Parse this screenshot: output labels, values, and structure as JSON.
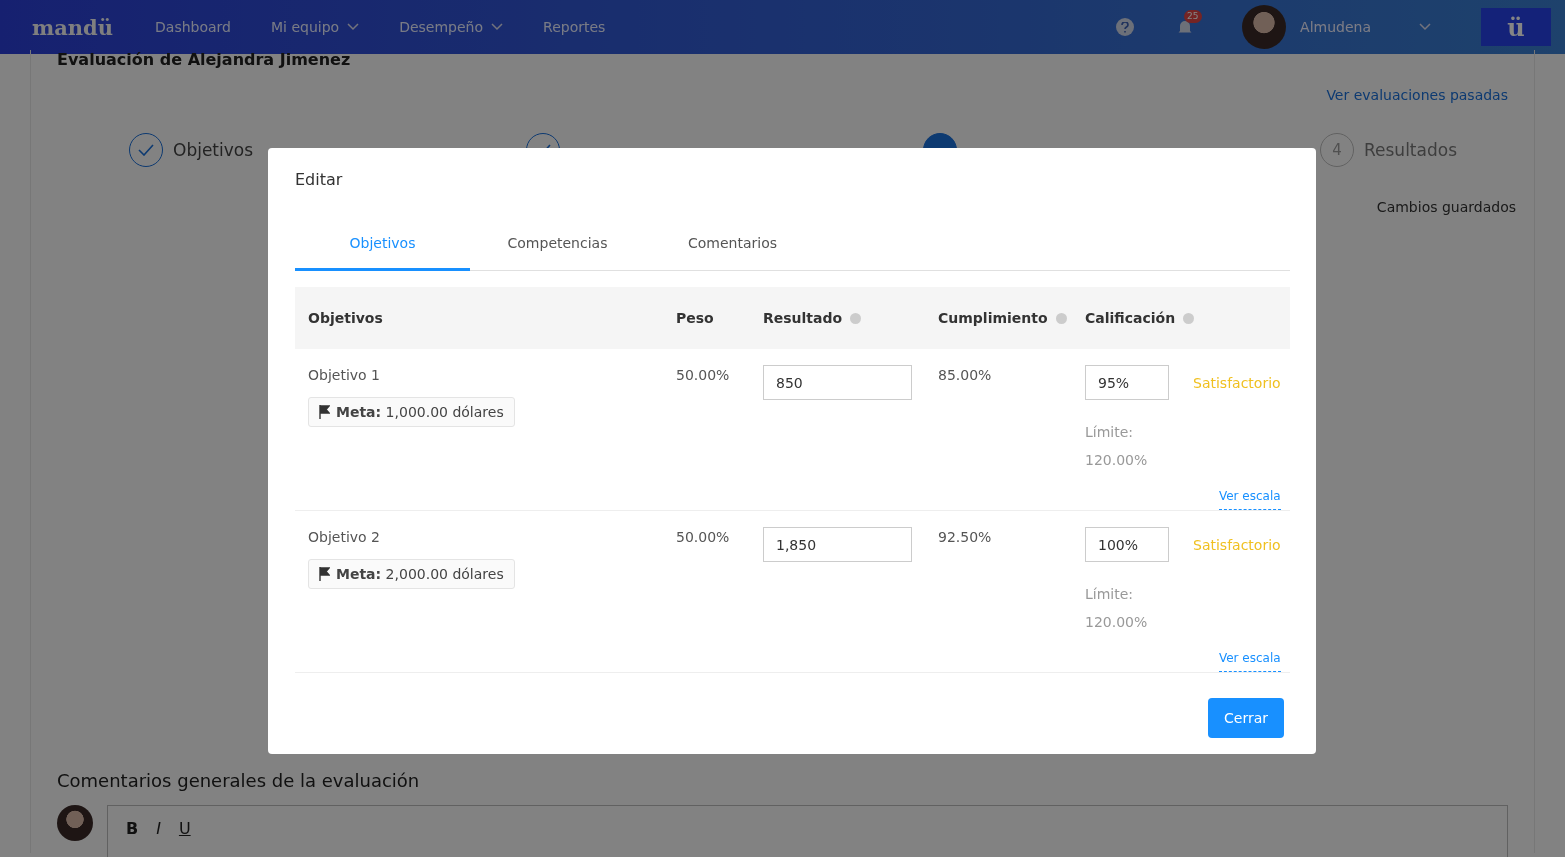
{
  "nav": {
    "logo": "mandü",
    "items": [
      {
        "label": "Dashboard",
        "has_menu": false
      },
      {
        "label": "Mi equipo",
        "has_menu": true
      },
      {
        "label": "Desempeño",
        "has_menu": true
      },
      {
        "label": "Reportes",
        "has_menu": false
      }
    ],
    "notifications": "25",
    "user": "Almudena",
    "brand_button": "ü"
  },
  "page": {
    "title": "Evaluación de Alejandra Jimenez",
    "past_link": "Ver evaluaciones pasadas",
    "steps": [
      {
        "kind": "done",
        "label": "Objetivos"
      },
      {
        "kind": "done"
      },
      {
        "kind": "current"
      },
      {
        "kind": "pending",
        "number": "4",
        "label": "Resultados"
      }
    ],
    "saved": "Cambios guardados",
    "comments_title": "Comentarios generales de la evaluación",
    "editor_tools": [
      "B",
      "I",
      "U"
    ]
  },
  "modal": {
    "title": "Editar",
    "tabs": [
      {
        "label": "Objetivos",
        "selected": true
      },
      {
        "label": "Competencias",
        "selected": false
      },
      {
        "label": "Comentarios",
        "selected": false
      }
    ],
    "columns": [
      {
        "label": "Objetivos",
        "help": false
      },
      {
        "label": "Peso",
        "help": false
      },
      {
        "label": "Resultado",
        "help": true
      },
      {
        "label": "Cumplimiento",
        "help": true
      },
      {
        "label": "Calificación",
        "help": true
      }
    ],
    "rows": [
      {
        "name": "Objetivo 1",
        "goal": "**Meta:** 1,000.00 dólares",
        "weight": "50.00%",
        "result": "850",
        "compliance": "85.00%",
        "rating": "95%",
        "rating_label": "Satisfactorio",
        "limit_label": "Límite:",
        "limit": "120.00%",
        "scale_link": "Ver escala"
      },
      {
        "name": "Objetivo 2",
        "goal": "**Meta:** 2,000.00 dólares",
        "weight": "50.00%",
        "result": "1,850",
        "compliance": "92.50%",
        "rating": "100%",
        "rating_label": "Satisfactorio",
        "limit_label": "Límite:",
        "limit": "120.00%",
        "scale_link": "Ver escala"
      }
    ],
    "close_button": "Cerrar"
  }
}
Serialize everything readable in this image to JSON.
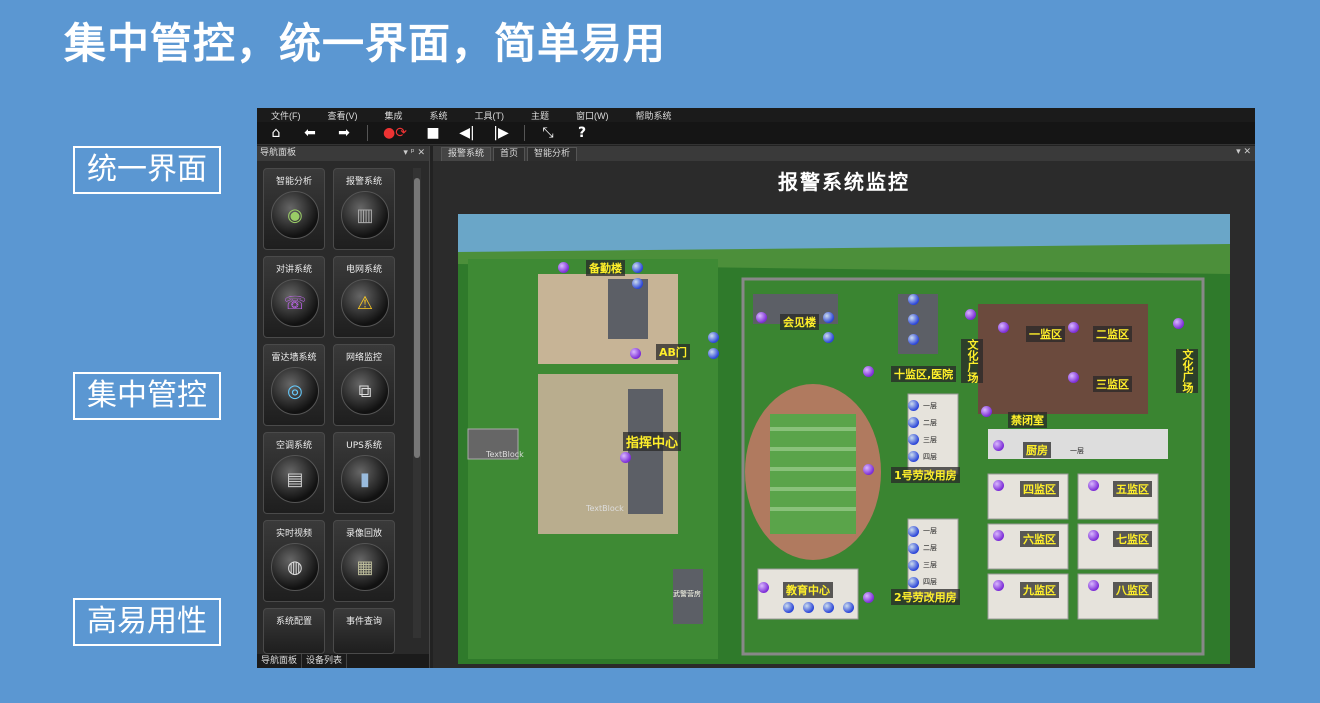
{
  "slide": {
    "title": "集中管控，统一界面，简单易用",
    "side_labels": [
      "统一界面",
      "集中管控",
      "高易用性"
    ]
  },
  "app": {
    "menu": [
      "文件(F)",
      "查看(V)",
      "集成",
      "系统",
      "工具(T)",
      "主题",
      "窗口(W)",
      "帮助系统"
    ],
    "toolbar": [
      {
        "name": "home-icon",
        "glyph": "⌂"
      },
      {
        "name": "back-icon",
        "glyph": "⬅"
      },
      {
        "name": "forward-icon",
        "glyph": "➡"
      },
      {
        "name": "alarm-refresh-icon",
        "glyph": "●⟳"
      },
      {
        "name": "stop-icon",
        "glyph": "■"
      },
      {
        "name": "step-back-icon",
        "glyph": "◀|"
      },
      {
        "name": "step-forward-icon",
        "glyph": "|▶"
      },
      {
        "name": "fullscreen-icon",
        "glyph": "⤡"
      },
      {
        "name": "help-icon",
        "glyph": "?"
      }
    ],
    "nav_panel": {
      "title": "导航面板",
      "controls": "▾ ᵖ ✕",
      "buttons": [
        {
          "label": "智能分析",
          "icon": "eye-icon",
          "glyph": "◉"
        },
        {
          "label": "报警系统",
          "icon": "server-rack-icon",
          "glyph": "▥"
        },
        {
          "label": "对讲系统",
          "icon": "phone-icon",
          "glyph": "☏"
        },
        {
          "label": "电网系统",
          "icon": "danger-sign-icon",
          "glyph": "⚠"
        },
        {
          "label": "雷达墙系统",
          "icon": "radar-icon",
          "glyph": "◎"
        },
        {
          "label": "网络监控",
          "icon": "network-icon",
          "glyph": "⧉"
        },
        {
          "label": "空调系统",
          "icon": "air-conditioner-icon",
          "glyph": "▤"
        },
        {
          "label": "UPS系统",
          "icon": "ups-icon",
          "glyph": "▮"
        },
        {
          "label": "实时视频",
          "icon": "camera-icon",
          "glyph": "◍"
        },
        {
          "label": "录像回放",
          "icon": "video-playback-icon",
          "glyph": "▦"
        },
        {
          "label": "系统配置",
          "icon": "config-icon",
          "glyph": "⚙"
        },
        {
          "label": "事件查询",
          "icon": "event-query-icon",
          "glyph": "⌕"
        }
      ],
      "bottom_tabs": [
        "导航面板",
        "设备列表"
      ]
    },
    "content": {
      "tabs": [
        "报警系统",
        "首页",
        "智能分析"
      ],
      "tab_controls": "▾ ✕",
      "title": "报警系统监控"
    },
    "map_labels": [
      "备勤楼",
      "AB门",
      "会见楼",
      "十监区,医院",
      "文化广场",
      "一监区",
      "二监区",
      "三监区",
      "文化广场",
      "禁闭室",
      "厨房",
      "指挥中心",
      "1号劳改用房",
      "四监区",
      "五监区",
      "六监区",
      "七监区",
      "教育中心",
      "2号劳改用房",
      "九监区",
      "八监区"
    ],
    "floors": [
      "一层",
      "二层",
      "三层",
      "四层"
    ],
    "text_blocks": [
      "TextBlock",
      "TextBlock"
    ],
    "small_labels": [
      "武警营房",
      "一层"
    ]
  }
}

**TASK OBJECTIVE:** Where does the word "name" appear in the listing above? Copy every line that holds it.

**WRITTEN SOLUTION:**
        "name": "Objetivo 1",
        "name": "Objetivo 2",
        "name": "home-icon",
        "name": "back-icon",
        "name": "forward-icon",
        "name": "alarm-refresh-icon",
        "name": "stop-icon",
        "name": "step-back-icon",
        "name": "step-forward-icon",
        "name": "fullscreen-icon",
        "name": "help-icon",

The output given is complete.